fter years of sleep-deprivation, hobo chic and ramen dinners, you've arrived! You're behind a walnut desk, backed up by a wall of framed sheepskins, hanging with colleagues in Armani and Prada, or at least Banana Republic fitted T's and Von Dutch jeans. Beware! You are now a prime candidate for identity amnesia. You know, where you start forgetting the people and things that made you who you are and sustained you through your long climb.
You're tempted to shuck off the messy hodgepodge of your past and remake yourself from whole cloth, preferably English lambs wool and Egyptian cotton, or maybe Irish linen and Italian leather.
Here are 10 great reasons to resist that temptation and get back in touch with who you are, a glorious by-product of the clash of two (or three, or four...) rich and dynamic cultures.
10. Asian food is hip.
Who dishes dirt over pasta or medium-rare T-bone steaks any more? Who cuts deals over paté-de-foie-gras or prosciutto and cheese any more? It's dim sum, baby! It's kalbi and sushi and pho! Do you want to be the Asian American known for sharing dusty little French or Italian places with colleagues who are dying to squeeze into that cool new sushi bar or that hot dim sum palace? Just how irrelevant do you want to become? Pick up power points by positioning yourself as the soju-sipping guru to colleagues eager to master chopsticks and the pronunciations of entrées in hole-in-the-wall Asian specialty restaurants.
9. Link your image to global business growth.
Chinese consumers, Japanese capital, Corean production technology, southeast Asian labor — that's where the action is in the strategic plans of the people who hired you. They're hoping you have solid ties to your ancestral culture and homeland and will be able to give them the inside track in seizing upcoming business opportunities. Don't pop their balloon by coming across as a WASP wannabe.
8. Be the centerpiece of your own interior decor.
As you progress in your career and life, the decorative objects you accumulate will send a clear message to all. There's nothing wrong with acquiring an occasional random conversation piece, but there's something goofy about looking like an alien in one's own crib. What kind of Asian American surrounds herself with English fox-hunting scenes on green felt or Louis XIV knockoffs? There's a good reason why art and antique dealers sell their best pieces to successful members of the culture from which they originate. By taking an active interest in your identity, you will naturally come to inhabit an environment that reinforces — not undercuts — who you are.

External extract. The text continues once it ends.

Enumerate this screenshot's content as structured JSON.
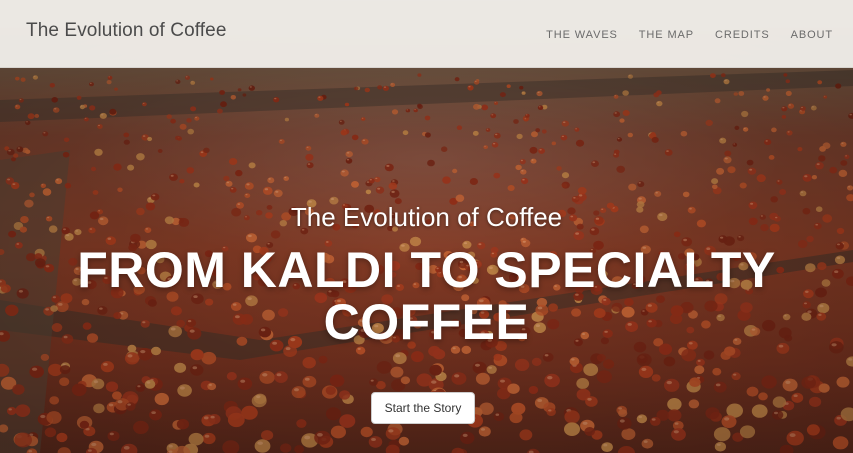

7. Enjoy the protection of your natural constituency.
Yes, I know — you strive to be colorblind in all your dealings. Wonderful. So do most of us. That doesn't change the fact that the world is full of opportunists who seek sneaky advantage by exploiting racial prejudice.
If you do become the target of racial opportunists, your best protection is the natural affinity of other Asian Americans. Remember how Asians of all nationalities rallied when Mike Woo's L.A. City Council seat was threatened by a cynical redistricting scheme? Remember how Hubert Vo's 33-vote victory survived a heated challenge thanks to vocal support from Texas's Asian voters?
You don't even have to be a politician to appreciate the power of your racial constituency. Remember how Asian Americans rallied to win freedom for Wen Ho Lee, the Chinese American scientist unjustly accused of spying? Remember how the Asian community pushed for jail time for Vincent Chin's killers? There are many more instances of grave injustices being prevented or remedied through Asian American solidarity. When the chips are down, other Asians may well be the only ones willing to come to your defense. The higher you climb, the more important is this protection.